thats says the 212.46.165 is the network portion of the address. So the rest is devided up into S bits and H bits. Lets look at that CIDR number again, /25. So the first 3 blocks, our network blocks are /24 (count the Ns in the above class C example). That means we have 1 extra bit to be placed in our network bits, but its beyond the class C first 3 blocks so it ends up being a subnet bit like so
nnnnnnnn.nnnnnnnn.nnnnnnnn.s <--/25 where /24 is the n bits and /1 is the subnet bit

The rest of our bits are then host bits. So IPv4 is a total of 32 bits. We have 24 N bits, 1 S bit, and that leaves us with 7 bits. Those last bits are then H bits which makes the IP effectively look like this:

We can then take those H bits and drop them into the equation
2^H= number of hosts per subnet (we can also do 2^s but well save that for later)

We have 7 H bits which gives us, 2^7 = 128

So for each subnet in the address there is 128 hosts. So lets count by 128s <-- first subnet <-- second (and last) subnet

For usable hosts, we need to take out the broadcast and network address' (first and last address) <--network address <-- first usable host <-- last usable host <-- broadcast

Whew! On to magic!
Again, we look at the CIDR notation /25. If we count up the first 3 octects are 24 bits which means /25 lands us at the first bit in the 4th octet.
----------------------------- ^
first bit last octet

So that 1st bit in the last octet, that points to our magic number. If we look at an octet, its powers of 2,

128 64 32 16 8 4 2 1

if we take that 1 bit left over (25-24=1) then we can drop that bit in the first place on the left side, the 128th place.

128 64 32 16 8 4 2 1

So that left over 1 is telling us that the magic number is 128. So, to figure the subnets we count by 128.
0 128
In our questioned address, it would look like so, <--subnet 1 <-- subnet 2 -- it stops here (because 2^8=256 thus an octet can only handle 256).

So the address falls into the host range -

But as you know, we need to take out the broadcast and subnet addresses in order to get our usable hosts, thus the usable host range is -

Great subnetting by binary (and IPv6) lecture here. Also, great practice here.

Honeypot Challenge

While reading a thread on a fellow TE user (docrice) posted a note about giving the honeypot challenges a try for people interested in a career in infosec. Its a pretty nifty site and post CCNA studies I think I'm going to give a challenge a shot and see if its really where I want to land eventually.

Their mission statement:
"To learn the tools, tactics and motives involved in computer and network attacks, and share the lessons learned."

In information security a honeypot is a trap (e.g., a faux server) with fake information stored on it. Its place is to bate hackers into attacking it and give them useless information while being able to gather information on the attack.

From wikipedia:
"In computer terminology, a honeypot is a trap set to detect, deflect, or in some manner counteract attempts at unauthorized use of information systems.
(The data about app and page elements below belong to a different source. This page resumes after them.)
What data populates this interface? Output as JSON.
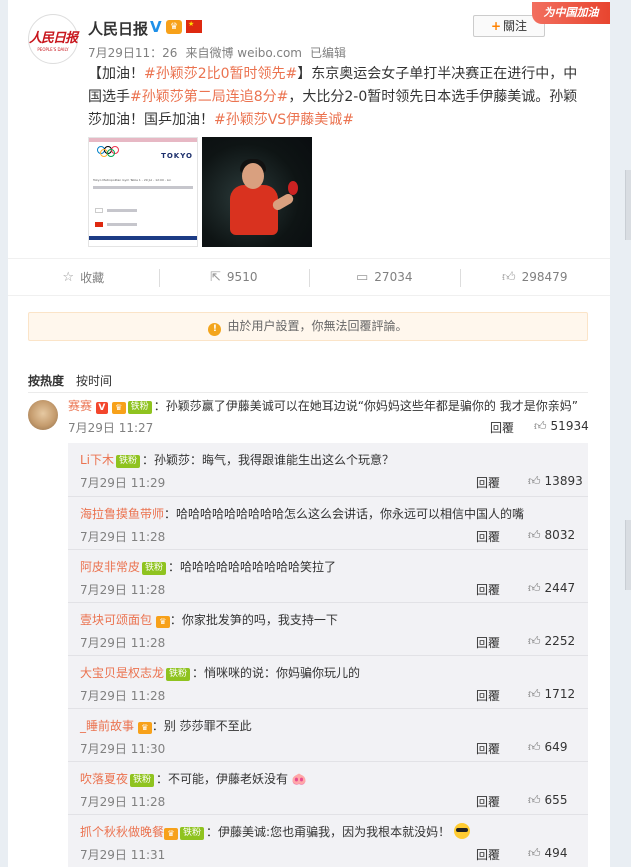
{
  "post": {
    "author": "人民日报",
    "avatar_text": "人民日报",
    "avatar_sub": "PEOPLE'S DAILY",
    "time": "7月29日11：26",
    "source": "来自微博 weibo.com",
    "edited": "已编辑",
    "follow_label": "關注",
    "banner": "为中国加油",
    "text_parts": {
      "p1": "【加油！",
      "tag1": "#孙颖莎2比0暂时领先#",
      "p2": "】东京奥运会女子单打半决赛正在进行中，中国选手",
      "tag2": "#孙颖莎第二局连追8分#",
      "p3": "，大比分2-0暂时领先日本选手伊藤美诚。孙颖莎加油！国乒加油！",
      "tag3": "#孙颖莎VS伊藤美诚#"
    },
    "image1_title": "TOKYO",
    "image1_caption": "Tokyo Metropolitan Gym Table 1 - 29 Jul - 12:00 - Lin"
  },
  "actions": {
    "favorite": "收藏",
    "repost": "9510",
    "comment": "27034",
    "like": "298479"
  },
  "notice": "由於用户設置，你無法回覆評論。",
  "sort": {
    "hot": "按热度",
    "time": "按时间"
  },
  "top_comment": {
    "nick": "赛赛",
    "badge": "铁粉",
    "text": "：孙颖莎赢了伊藤美诚可以在她耳边说“你妈妈这些年都是骗你的 我才是你亲妈”",
    "time": "7月29日 11:27",
    "reply": "回覆",
    "likes": "51934"
  },
  "replies": [
    {
      "nick": "Li下木",
      "badge": "铁粉",
      "text": "：孙颖莎：晦气，我得跟谁能生出这么个玩意？",
      "time": "7月29日 11:29",
      "reply": "回覆",
      "likes": "13893"
    },
    {
      "nick": "海拉鲁摸鱼带师",
      "badge": "",
      "text": "：哈哈哈哈哈哈哈哈哈怎么这么会讲话，你永远可以相信中国人的嘴",
      "time": "7月29日 11:28",
      "reply": "回覆",
      "likes": "8032"
    },
    {
      "nick": "阿皮非常皮",
      "badge": "铁粉",
      "text": "：哈哈哈哈哈哈哈哈哈哈笑拉了",
      "time": "7月29日 11:28",
      "reply": "回覆",
      "likes": "2447"
    },
    {
      "nick": "壹块可颂面包",
      "badge": "",
      "text": "：你家批发笋的吗，我支持一下",
      "time": "7月29日 11:28",
      "reply": "回覆",
      "likes": "2252"
    },
    {
      "nick": "大宝贝是权志龙",
      "badge": "铁粉",
      "text": "：悄咪咪的说：你妈骗你玩儿的",
      "time": "7月29日 11:28",
      "reply": "回覆",
      "likes": "1712"
    },
    {
      "nick": "_睡前故事",
      "badge": "",
      "text": "：别 莎莎罪不至此",
      "time": "7月29日 11:30",
      "reply": "回覆",
      "likes": "649"
    },
    {
      "nick": "吹落夏夜",
      "badge": "铁粉",
      "text": "：不可能，伊藤老妖没有",
      "time": "7月29日 11:28",
      "reply": "回覆",
      "likes": "655"
    },
    {
      "nick": "抓个秋秋做晚餐",
      "badge": "铁粉",
      "text": "：伊藤美诚:您也甭骗我，因为我根本就没妈！",
      "time": "7月29日 11:31",
      "reply": "回覆",
      "likes": "494"
    }
  ]
}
Generally it consists of a computer, data, or a network site that appears to be part of a network, but is actually isolated and monitored, and which seems to contain information or a resource of value to attackers."

Currently working on the CCNA

For the past year Ive been working on the Cisco Certified Network Associate certification (CCNA). Ive attended and completed the Cisco Networking Academy and am now on to the final months prior to taking the certification exam. This to be the first of many to come or so the plan goes. The best laid plans of Mice and Men, right?

So, this blog is to keep a log of the information I put together as I am not just collecting it from one source. Rather, I often find that answers and information regarding something like questions on the OSPF routing protocol come from many different sources (e.g., Wendel Odom's Official Exam Certification guide,,, Cisco learning net, etc.). So this is where Im compiling them all.  Hopefully it will not only allow me to compile my thoughts and resources, but possibly help others on their journey as well. We shall see.